Antoine Marie Izoard
I Media
Your concrete initiatives to counteract terrorism, violence?

Pope Francis
Terrorism is everywhere. You can think of the tribal terrorism of some African countries. It is terrorism too,  but I don’t know if I say it because it is a little dangerous. Terrorism grows when there are no other options, and when the centre of the global economy is the god of money and not the person - men and women - this is already the first kind of terrorism! You have cast out the wonder of creation - man and woman - and you have put money in its place. This is a basic terrorism against all of humanity! Think about it!

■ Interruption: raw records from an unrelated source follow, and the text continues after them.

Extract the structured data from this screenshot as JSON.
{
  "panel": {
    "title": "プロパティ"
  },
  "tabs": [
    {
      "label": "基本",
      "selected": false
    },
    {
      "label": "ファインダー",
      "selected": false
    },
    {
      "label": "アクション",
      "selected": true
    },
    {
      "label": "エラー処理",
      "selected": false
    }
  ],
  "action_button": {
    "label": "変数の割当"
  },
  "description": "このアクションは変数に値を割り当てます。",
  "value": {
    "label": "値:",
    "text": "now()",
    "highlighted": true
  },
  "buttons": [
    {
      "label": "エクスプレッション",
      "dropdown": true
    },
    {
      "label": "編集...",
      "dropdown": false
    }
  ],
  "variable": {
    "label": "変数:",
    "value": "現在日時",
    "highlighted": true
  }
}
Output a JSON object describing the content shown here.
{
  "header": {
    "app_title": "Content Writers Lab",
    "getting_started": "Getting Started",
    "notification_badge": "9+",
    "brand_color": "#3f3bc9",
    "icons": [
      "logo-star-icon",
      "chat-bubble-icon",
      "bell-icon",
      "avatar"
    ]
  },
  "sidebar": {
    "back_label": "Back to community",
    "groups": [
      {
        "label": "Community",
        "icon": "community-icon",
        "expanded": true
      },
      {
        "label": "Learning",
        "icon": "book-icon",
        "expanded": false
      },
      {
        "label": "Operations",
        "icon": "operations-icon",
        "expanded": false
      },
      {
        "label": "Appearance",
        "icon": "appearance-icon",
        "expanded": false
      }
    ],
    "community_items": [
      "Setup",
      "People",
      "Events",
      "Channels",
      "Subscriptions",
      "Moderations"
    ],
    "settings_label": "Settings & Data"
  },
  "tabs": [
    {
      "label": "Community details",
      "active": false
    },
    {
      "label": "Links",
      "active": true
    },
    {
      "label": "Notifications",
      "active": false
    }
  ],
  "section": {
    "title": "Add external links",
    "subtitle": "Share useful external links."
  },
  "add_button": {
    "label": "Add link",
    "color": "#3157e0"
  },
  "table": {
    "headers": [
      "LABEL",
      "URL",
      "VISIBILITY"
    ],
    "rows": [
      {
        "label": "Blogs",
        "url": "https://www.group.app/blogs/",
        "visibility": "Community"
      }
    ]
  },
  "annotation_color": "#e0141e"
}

Father Lombardi
Thank you, Holiness. Seeing as how the announcement was made this morning of Panama as the next World Youth Day, there was a colleague here who wanted to give you a small gift in order to prepare yourself for this event.

Javier Martinez Brocal
Rome Reports
How are you, Holy Father? You told us in the meeting with volunteers that maybe you will not go to Panama, this you cannot do, we are waiting for you in Panama.

Pope Francis
No no, this one is not going, Peter is going, whichever it is.

Martinez Brocal
Rome Reports
We believe that you will go. I give you on behalf of the Panamanians two things: a shirt with the number 17, which is your date of birth, and also the hat that the farmers in Panama wear. They asked me to put it on, but ...

Pope Francis
The tribute to the farmers ...


Martinez Brocal
Rome Reports
If you would like to greet the Panamanians ...

Pope Francis
To those from Panama, thank you very much for this and I hope that you prepare well with the same strength, the same spirituality, the same depth with which the Poles, the Cracovians and the Poles, prepared.

Antoine Marie Izoarde
I Media
Your Holiness, in the name of my journalist colleagues - because I feel a little obligated to represent them, I must also say two words if you allow me, Holiness, about Father Lombardi in the Press Office with Pope Benedict, an unprecedented interregnum, and then your election, Holy Father, and the surprises that followed. What one can say, though, is the constant availability, commitment, and dedication of Father Lombardi, your incredible ability to respond or not to our questions, and this is also an art - to our often strange questions. And then also your humour, a little British, in all situations, even the worst. And we have many examples. Obviously we welcome with you your successors, two good journalists, but let’s not forget that you, more than being a journalist, were, and still are, a priest. And also a Jesuit, wow! So we cannot wait until September to celebrate with dignity your departure for other services, but we wish to congratulate you today ... a wish for a happy feast, we said, of Saint Ignatius, and then for a long life, of 100 years as they say, of humble service.

Stolat, they say in Poland: stolat, Fr. Lombardi!
Post a Comment